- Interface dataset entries
BEGIN

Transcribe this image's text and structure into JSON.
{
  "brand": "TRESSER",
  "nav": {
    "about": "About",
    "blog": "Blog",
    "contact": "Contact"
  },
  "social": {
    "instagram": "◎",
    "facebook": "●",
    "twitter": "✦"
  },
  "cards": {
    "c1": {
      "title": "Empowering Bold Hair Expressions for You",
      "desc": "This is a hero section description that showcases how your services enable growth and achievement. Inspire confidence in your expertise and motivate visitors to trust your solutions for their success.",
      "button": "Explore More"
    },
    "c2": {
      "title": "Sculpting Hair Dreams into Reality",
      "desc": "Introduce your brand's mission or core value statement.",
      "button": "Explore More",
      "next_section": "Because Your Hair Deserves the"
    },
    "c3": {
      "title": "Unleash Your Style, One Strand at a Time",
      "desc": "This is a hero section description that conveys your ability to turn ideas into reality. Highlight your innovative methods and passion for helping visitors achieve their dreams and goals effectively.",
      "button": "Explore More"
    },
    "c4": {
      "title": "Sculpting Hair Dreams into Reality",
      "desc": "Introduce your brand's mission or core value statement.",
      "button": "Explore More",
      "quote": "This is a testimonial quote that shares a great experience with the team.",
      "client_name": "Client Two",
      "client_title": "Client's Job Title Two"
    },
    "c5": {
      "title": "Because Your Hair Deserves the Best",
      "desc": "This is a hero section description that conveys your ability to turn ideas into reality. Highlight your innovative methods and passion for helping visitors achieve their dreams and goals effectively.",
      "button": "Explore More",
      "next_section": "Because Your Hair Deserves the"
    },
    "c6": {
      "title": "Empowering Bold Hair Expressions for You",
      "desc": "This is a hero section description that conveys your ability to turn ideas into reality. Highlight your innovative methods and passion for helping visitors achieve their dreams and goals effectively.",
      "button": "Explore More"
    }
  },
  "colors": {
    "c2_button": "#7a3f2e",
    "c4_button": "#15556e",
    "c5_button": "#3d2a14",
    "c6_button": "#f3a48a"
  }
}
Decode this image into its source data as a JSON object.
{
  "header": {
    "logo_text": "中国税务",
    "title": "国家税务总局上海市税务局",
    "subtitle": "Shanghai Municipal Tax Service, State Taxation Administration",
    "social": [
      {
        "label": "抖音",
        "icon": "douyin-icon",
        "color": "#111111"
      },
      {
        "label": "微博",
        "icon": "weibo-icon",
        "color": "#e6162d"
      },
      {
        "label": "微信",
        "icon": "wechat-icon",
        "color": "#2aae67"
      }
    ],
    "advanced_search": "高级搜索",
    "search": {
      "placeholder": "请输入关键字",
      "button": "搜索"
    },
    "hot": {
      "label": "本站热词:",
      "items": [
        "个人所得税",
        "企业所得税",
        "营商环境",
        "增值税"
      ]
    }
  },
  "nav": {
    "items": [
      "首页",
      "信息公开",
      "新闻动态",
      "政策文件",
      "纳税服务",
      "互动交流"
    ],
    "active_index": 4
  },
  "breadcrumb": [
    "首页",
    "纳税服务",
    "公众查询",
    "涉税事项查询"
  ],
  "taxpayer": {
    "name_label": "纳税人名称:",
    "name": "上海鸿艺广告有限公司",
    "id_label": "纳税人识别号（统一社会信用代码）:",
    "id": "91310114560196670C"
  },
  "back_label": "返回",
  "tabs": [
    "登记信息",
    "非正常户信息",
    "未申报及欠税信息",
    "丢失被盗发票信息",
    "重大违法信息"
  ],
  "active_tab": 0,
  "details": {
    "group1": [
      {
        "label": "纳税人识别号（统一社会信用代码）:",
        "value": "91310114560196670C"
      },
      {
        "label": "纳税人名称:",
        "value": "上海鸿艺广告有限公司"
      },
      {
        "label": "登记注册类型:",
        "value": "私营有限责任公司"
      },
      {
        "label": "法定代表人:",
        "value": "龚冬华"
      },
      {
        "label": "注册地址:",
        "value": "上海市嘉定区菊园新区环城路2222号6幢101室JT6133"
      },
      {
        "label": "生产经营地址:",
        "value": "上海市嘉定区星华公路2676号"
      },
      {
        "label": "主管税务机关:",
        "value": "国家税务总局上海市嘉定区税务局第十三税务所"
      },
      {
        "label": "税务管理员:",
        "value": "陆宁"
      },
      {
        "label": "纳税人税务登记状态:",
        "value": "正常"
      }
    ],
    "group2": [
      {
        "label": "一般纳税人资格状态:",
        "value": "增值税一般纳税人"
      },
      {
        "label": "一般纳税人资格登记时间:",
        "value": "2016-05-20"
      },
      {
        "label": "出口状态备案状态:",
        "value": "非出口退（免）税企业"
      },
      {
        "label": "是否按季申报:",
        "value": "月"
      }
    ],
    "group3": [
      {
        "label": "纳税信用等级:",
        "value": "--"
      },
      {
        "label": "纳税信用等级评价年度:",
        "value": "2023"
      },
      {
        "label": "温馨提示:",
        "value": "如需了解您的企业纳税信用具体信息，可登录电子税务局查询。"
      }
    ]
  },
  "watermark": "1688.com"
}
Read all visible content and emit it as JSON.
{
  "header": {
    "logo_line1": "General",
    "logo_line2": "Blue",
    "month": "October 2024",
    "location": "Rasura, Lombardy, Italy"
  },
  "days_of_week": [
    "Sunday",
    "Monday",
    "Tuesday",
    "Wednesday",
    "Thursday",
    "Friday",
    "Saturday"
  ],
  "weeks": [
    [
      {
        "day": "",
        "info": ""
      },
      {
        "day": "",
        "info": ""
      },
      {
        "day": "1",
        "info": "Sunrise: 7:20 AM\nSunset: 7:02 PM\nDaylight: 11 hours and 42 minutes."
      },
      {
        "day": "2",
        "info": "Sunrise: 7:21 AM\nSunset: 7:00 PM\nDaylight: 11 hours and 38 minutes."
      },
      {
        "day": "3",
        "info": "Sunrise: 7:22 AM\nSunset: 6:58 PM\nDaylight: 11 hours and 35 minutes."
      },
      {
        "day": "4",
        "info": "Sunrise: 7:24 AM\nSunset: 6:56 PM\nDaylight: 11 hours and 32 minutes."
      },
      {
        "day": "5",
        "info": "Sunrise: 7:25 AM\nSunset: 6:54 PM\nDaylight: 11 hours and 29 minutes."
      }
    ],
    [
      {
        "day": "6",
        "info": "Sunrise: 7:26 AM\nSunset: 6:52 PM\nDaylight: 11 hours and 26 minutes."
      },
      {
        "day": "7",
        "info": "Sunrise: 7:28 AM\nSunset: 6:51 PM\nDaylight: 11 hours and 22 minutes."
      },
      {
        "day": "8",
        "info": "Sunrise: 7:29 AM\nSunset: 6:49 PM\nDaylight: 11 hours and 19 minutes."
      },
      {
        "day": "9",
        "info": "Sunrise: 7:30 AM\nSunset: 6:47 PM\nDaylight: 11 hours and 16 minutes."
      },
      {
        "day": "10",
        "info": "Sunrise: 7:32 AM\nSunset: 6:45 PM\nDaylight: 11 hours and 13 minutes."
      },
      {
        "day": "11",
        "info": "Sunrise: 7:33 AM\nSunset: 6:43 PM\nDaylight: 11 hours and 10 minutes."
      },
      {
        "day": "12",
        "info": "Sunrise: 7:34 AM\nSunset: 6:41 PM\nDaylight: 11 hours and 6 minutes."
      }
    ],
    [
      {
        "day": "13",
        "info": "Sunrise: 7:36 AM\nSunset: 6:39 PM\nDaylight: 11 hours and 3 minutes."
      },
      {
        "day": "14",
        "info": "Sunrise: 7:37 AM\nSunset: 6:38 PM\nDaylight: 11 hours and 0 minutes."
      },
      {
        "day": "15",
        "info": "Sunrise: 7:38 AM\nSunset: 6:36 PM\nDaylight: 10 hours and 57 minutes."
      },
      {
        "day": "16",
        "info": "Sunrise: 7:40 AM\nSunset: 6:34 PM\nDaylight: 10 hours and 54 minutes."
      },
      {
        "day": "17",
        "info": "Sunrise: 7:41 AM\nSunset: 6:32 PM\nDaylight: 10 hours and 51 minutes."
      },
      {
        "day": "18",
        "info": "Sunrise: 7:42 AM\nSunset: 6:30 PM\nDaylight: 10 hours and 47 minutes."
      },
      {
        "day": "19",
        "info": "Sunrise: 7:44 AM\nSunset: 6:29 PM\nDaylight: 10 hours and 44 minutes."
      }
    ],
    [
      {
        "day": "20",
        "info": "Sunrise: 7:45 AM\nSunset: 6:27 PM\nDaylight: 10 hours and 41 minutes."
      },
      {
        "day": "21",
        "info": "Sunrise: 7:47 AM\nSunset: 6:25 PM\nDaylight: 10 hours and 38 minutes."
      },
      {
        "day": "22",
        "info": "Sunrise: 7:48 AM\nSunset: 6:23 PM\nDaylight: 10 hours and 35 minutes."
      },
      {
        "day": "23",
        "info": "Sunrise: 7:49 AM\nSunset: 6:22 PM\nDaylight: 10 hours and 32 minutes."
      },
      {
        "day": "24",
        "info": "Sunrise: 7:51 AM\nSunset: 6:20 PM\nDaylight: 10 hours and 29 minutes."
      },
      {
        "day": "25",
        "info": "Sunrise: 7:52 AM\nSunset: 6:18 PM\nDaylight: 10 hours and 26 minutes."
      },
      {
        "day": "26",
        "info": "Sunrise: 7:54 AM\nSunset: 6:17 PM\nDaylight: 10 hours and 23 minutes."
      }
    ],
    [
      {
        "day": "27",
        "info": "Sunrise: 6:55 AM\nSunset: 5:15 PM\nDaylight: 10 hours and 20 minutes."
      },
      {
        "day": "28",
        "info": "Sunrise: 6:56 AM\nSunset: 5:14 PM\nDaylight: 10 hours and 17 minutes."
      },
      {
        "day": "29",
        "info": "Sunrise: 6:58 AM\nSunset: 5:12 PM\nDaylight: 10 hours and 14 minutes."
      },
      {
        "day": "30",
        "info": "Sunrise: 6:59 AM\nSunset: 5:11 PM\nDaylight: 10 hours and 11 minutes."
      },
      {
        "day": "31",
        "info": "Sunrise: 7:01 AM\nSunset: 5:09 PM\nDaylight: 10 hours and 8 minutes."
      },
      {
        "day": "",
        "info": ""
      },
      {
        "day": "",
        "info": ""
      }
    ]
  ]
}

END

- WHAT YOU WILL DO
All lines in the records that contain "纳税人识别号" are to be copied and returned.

- REPLY TO THE EXERCISE
    "id_label": "纳税人识别号（统一社会信用代码）:",
        "label": "纳税人识别号（统一社会信用代码）:",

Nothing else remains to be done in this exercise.